AVAILABLE RECORDS: Begin

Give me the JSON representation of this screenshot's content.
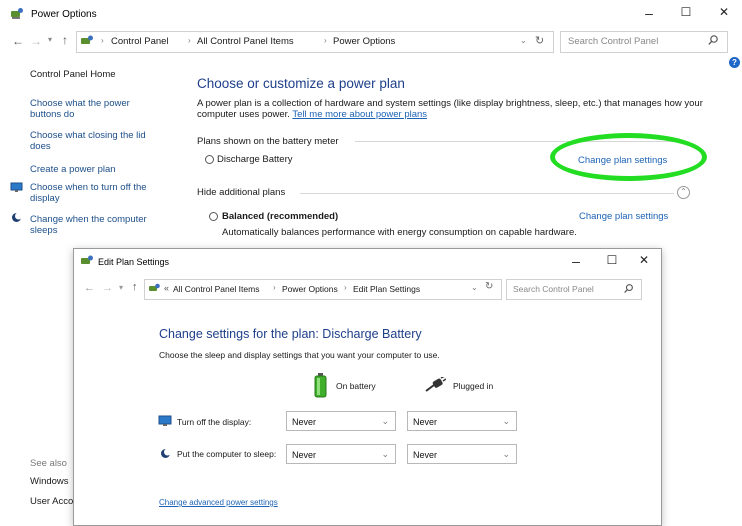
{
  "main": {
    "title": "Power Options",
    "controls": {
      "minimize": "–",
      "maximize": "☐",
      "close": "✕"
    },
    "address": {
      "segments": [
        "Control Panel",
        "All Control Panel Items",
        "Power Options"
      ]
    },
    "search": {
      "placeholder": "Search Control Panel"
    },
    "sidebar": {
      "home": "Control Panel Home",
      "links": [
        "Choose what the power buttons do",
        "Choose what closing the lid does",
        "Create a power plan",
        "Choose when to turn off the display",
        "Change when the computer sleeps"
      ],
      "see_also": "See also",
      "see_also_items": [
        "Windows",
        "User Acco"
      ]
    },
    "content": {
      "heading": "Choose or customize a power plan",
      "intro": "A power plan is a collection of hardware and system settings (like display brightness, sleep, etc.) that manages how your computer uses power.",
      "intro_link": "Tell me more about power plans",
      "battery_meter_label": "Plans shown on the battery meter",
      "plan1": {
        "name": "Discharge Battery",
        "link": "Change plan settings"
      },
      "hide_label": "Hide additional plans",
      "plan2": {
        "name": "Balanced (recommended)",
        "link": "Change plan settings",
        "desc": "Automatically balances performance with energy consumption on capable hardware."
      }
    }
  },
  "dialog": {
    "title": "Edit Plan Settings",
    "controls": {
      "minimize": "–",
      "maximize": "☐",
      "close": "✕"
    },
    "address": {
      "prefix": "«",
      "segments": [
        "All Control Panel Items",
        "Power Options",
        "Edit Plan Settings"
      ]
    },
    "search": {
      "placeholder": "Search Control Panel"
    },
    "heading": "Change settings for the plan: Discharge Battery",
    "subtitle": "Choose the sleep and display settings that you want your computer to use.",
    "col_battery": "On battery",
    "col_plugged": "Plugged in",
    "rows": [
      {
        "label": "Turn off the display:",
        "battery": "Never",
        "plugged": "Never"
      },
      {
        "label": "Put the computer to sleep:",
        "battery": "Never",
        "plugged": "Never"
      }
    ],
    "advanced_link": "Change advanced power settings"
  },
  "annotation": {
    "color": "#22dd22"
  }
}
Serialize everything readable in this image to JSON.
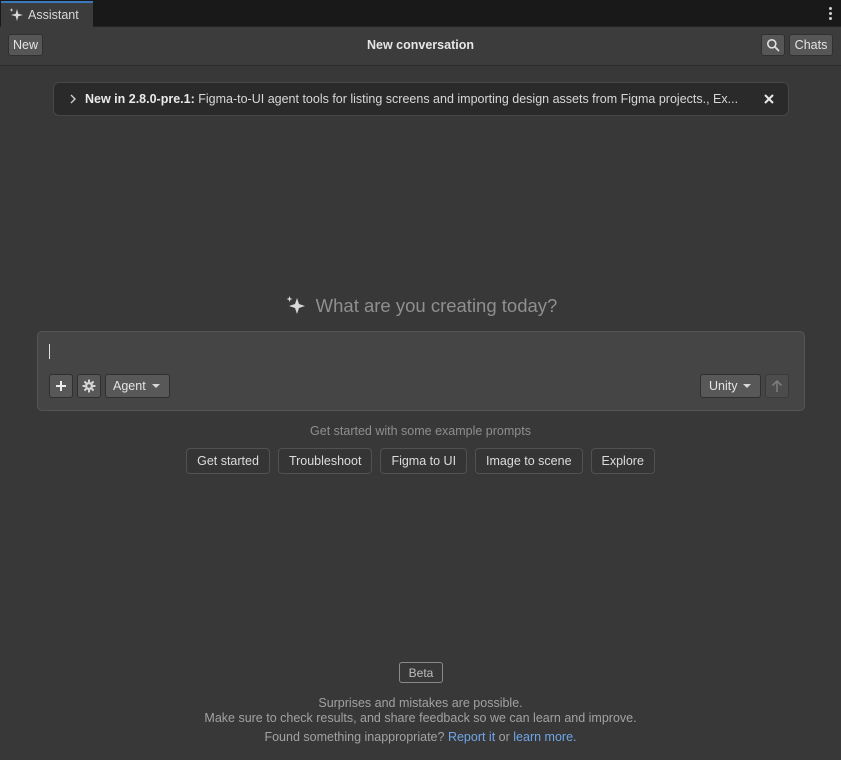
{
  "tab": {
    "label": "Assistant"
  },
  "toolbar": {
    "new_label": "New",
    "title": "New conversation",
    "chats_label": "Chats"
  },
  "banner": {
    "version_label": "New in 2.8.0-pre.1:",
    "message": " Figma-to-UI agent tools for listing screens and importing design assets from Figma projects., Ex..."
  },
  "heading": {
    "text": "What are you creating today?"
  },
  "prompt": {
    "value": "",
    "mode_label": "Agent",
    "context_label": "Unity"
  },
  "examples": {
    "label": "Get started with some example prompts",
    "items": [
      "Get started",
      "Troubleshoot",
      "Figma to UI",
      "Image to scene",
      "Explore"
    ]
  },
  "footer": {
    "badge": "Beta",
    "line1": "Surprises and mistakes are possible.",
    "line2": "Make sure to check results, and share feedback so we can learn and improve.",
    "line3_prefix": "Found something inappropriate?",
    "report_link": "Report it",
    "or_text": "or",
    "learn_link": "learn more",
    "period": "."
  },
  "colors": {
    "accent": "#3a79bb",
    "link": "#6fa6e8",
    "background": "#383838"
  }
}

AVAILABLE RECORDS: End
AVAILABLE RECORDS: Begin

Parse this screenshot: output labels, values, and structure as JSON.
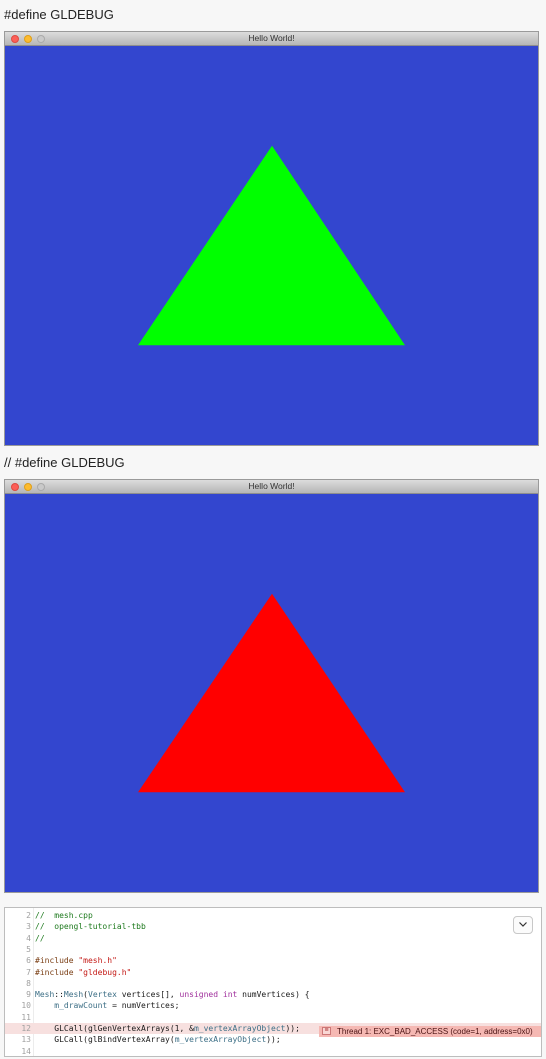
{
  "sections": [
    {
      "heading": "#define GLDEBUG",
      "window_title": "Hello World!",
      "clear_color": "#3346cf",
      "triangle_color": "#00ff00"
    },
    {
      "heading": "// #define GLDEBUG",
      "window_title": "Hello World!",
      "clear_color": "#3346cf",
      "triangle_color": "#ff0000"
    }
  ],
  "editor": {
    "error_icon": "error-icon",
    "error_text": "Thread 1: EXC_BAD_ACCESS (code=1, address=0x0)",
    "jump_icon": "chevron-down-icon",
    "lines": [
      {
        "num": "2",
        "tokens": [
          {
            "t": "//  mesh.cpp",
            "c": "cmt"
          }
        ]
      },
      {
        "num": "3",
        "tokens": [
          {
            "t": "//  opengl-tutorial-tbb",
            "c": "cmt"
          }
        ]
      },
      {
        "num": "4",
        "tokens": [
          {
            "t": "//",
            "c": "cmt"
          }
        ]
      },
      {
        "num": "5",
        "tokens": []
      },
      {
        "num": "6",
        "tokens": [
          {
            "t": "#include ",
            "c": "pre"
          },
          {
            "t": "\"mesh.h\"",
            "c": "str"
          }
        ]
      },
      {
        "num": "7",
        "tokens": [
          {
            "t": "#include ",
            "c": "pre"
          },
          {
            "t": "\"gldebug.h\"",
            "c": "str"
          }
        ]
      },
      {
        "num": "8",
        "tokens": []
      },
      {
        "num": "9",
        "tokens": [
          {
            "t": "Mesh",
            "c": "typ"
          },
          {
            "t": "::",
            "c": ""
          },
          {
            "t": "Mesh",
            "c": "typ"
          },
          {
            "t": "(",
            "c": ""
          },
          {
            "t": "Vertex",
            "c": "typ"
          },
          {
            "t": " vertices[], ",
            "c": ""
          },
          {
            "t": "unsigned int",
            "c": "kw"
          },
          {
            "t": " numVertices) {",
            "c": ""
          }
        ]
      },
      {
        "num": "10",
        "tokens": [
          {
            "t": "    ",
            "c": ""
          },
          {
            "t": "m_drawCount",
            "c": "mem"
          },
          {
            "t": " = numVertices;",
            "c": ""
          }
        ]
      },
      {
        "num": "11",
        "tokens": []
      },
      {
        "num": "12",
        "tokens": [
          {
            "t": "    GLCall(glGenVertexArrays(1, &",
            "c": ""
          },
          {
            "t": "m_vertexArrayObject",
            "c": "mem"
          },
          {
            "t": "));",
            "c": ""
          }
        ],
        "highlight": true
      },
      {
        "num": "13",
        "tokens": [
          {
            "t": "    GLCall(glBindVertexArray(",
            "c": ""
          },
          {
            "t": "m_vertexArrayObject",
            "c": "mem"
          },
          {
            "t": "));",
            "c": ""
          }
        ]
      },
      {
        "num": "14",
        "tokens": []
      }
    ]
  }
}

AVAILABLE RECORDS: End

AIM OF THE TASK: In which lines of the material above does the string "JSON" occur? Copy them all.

RESPONSE:
Give me the JSON representation of this screenshot's content.
Serialize everything readable in this image to JSON.
Parse this screenshot: output labels, values, and structure as JSON.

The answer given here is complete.